═══ Available data

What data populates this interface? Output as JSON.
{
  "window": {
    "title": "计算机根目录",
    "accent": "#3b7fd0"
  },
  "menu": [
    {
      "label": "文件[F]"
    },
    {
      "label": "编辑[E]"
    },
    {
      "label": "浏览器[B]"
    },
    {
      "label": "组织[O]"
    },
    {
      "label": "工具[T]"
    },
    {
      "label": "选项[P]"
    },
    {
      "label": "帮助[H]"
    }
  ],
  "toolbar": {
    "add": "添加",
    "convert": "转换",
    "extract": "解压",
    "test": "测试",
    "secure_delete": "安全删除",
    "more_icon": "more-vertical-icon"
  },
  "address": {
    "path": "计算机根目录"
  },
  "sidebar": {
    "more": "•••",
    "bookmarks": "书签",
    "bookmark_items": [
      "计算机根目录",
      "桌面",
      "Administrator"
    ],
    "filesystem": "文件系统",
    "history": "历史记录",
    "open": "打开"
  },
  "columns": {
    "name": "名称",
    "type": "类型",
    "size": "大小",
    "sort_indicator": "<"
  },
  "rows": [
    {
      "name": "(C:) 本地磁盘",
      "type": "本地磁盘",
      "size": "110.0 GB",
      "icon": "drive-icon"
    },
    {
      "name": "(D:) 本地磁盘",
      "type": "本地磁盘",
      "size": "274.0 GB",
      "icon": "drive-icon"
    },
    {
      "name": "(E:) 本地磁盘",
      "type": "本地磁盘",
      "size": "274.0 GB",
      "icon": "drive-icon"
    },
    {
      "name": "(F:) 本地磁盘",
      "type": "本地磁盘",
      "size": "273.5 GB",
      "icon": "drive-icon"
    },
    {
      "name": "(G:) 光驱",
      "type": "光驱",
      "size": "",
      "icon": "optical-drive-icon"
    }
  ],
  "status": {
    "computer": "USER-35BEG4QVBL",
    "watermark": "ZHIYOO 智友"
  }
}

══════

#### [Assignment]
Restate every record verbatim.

#### [Solution to this task]
What data populates this interface? Output as JSON.
{
  "window": {
    "title": "计算机根目录",
    "accent": "#3b7fd0"
  },
  "menu": [
    {
      "label": "文件[F]"
    },
    {
      "label": "编辑[E]"
    },
    {
      "label": "浏览器[B]"
    },
    {
      "label": "组织[O]"
    },
    {
      "label": "工具[T]"
    },
    {
      "label": "选项[P]"
    },
    {
      "label": "帮助[H]"
    }
  ],
  "toolbar": {
    "add": "添加",
    "convert": "转换",
    "extract": "解压",
    "test": "测试",
    "secure_delete": "安全删除",
    "more_icon": "more-vertical-icon"
  },
  "address": {
    "path": "计算机根目录"
  },
  "sidebar": {
    "more": "•••",
    "bookmarks": "书签",
    "bookmark_items": [
      "计算机根目录",
      "桌面",
      "Administrator"
    ],
    "filesystem": "文件系统",
    "history": "历史记录",
    "open": "打开"
  },
  "columns": {
    "name": "名称",
    "type": "类型",
    "size": "大小",
    "sort_indicator": "<"
  },
  "rows": [
    {
      "name": "(C:) 本地磁盘",
      "type": "本地磁盘",
      "size": "110.0 GB",
      "icon": "drive-icon"
    },
    {
      "name": "(D:) 本地磁盘",
      "type": "本地磁盘",
      "size": "274.0 GB",
      "icon": "drive-icon"
    },
    {
      "name": "(E:) 本地磁盘",
      "type": "本地磁盘",
      "size": "274.0 GB",
      "icon": "drive-icon"
    },
    {
      "name": "(F:) 本地磁盘",
      "type": "本地磁盘",
      "size": "273.5 GB",
      "icon": "drive-icon"
    },
    {
      "name": "(G:) 光驱",
      "type": "光驱",
      "size": "",
      "icon": "optical-drive-icon"
    }
  ],
  "status": {
    "computer": "USER-35BEG4QVBL",
    "watermark": "ZHIYOO 智友"
  }
}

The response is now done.